Author ORCID Identifier
Date of Graduation
Biostatistics, Bioinformatics and Systems Biology
Masters of Science (MS)
Regulation of transcriptional control is a critical feature for organismal development and survival. Because of its effects on chromatin-controlled expression, disruptions of this delicately tuned mechanism are an important factor in development of tumorigenesis. Therefore, there is a growing interest in targeting these control mechanisms for their potential therapeutic values.
Our lab previously discovered the epigenetic regulator function of Tripartite motif protein 24 (TRIM24) through its H3K4me0 and H3K23ac dual histone signature reader function, its negative regulatory effect on the p53 tumor suppressor, in addition to its shown oncogenic driving capacity on immortalized mammary epithelial cells when overexpressed. Although TRIM24 is a highly promising target for its therapeutic potential with its previously discovered domains facilitating several different functions, it is still elusive which of its domains are essential for its oncogenic effects.
During our lab’s previous studies on identification of the mechanisms behind the oncogenic effects of TRIM24, we generated a mouse model that conditionally overexpresses TRIM24. We successfully showed that a level of 2-3-fold above normal expression of TRIM24 is sufficient for tumor initiation and progression in mouse mammary epithelial cells. Moreover, the pathological examination of the tumors extracted from these mice revealed over 70% concordance with carcinosarcoma and also were reported to recapitulate human Metaplastic Breast Carcinomas (MpBC).
Furthermore, in our earlier research on TRIM24 overexpressing mammary cancer epithelial cell lines, our lab also showed that knocking down TRIM24 using siRNA results in significantly impaired cell growth and induction of apoptosis compared to controls in the mammary cancer cell population. These findings were also consistent with gene dependency data from Project Achilles that has genome-wide loss of function screens from hundreds of cell lines. Considering our observations regarding the dependency phenotype of our cell lines on TRIM24, and that TRIM24 functions are facilitated by its multiple domains from as shown by our lab’s previous studies, we hypothesized that the function of TRIM24 in breast cancer is domain-specific. To test this hypothesis, we performed a CRISPR/Cas9 tiling array screen that targets multiple TRIM24 domains to identify the essential domain or domains in two TRIM24 overexpressing cancer cell lines, with the long-term goal of identifying which domain can be therapeutically targeted.

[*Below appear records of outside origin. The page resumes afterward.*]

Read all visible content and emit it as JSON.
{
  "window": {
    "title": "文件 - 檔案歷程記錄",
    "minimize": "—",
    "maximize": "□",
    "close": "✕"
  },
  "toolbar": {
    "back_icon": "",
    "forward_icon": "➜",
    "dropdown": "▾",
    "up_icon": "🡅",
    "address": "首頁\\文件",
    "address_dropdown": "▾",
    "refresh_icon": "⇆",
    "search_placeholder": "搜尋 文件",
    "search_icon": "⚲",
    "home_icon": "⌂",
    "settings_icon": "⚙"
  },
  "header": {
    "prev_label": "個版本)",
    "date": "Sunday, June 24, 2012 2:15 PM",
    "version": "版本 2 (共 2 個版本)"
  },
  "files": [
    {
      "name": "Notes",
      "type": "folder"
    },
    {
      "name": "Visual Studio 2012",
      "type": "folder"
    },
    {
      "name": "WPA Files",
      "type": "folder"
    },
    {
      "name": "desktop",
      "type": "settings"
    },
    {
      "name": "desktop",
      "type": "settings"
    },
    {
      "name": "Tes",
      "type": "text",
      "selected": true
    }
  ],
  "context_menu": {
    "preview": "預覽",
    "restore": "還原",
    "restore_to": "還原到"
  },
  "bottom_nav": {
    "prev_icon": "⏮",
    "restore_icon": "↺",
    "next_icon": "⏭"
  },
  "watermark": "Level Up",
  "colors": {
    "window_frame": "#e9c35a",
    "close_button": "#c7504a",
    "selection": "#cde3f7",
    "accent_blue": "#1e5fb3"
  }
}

In this study, we performed a comprehensive computational analysis of this CRISPR/Cas9 tiling array screen. By evaluating multiple approaches, we established a computational pipeline to analyze our small scale CRISPR tiling screen to identify the essential domain(s) of TRIM24. We observed that B Box and Coiled-Coil domains of TRIM24 showed essentiality in both of our cell lines in our screen. To computationally validate our findings, we performed a systematic analysis of other publicly available datasets including Project Achilles and DepMap to find similar TRIM24 dependencies and integrated orthogonal datasets from multiple sources including Genomics of Drug Sensitivity in Cancer (GDSC) and STRING Protein interaction databases. We found a similar TRIM24 dependency to our cell lines in AML cell lines and showed that these TRIM24 dependent cell lines exhibited a sensitivity to a JAK-3 inhibitor. We finally proposed a possible explanation of the dependency of our cell lines on the B Box domain which recruits STAT3. While we concluded that targeting B Box domain might be most effective in inhibiting TRIM24 oncogenic functions through JAK-STAT pathway inhibition, further studies are needed to evaluate the outcomes of dual targeting of domain pairs simultaneously to observe additive effects.
TRIM24, CRISPR/Cas9, Tilling Array, Domain essentiality, Carcinosarcoma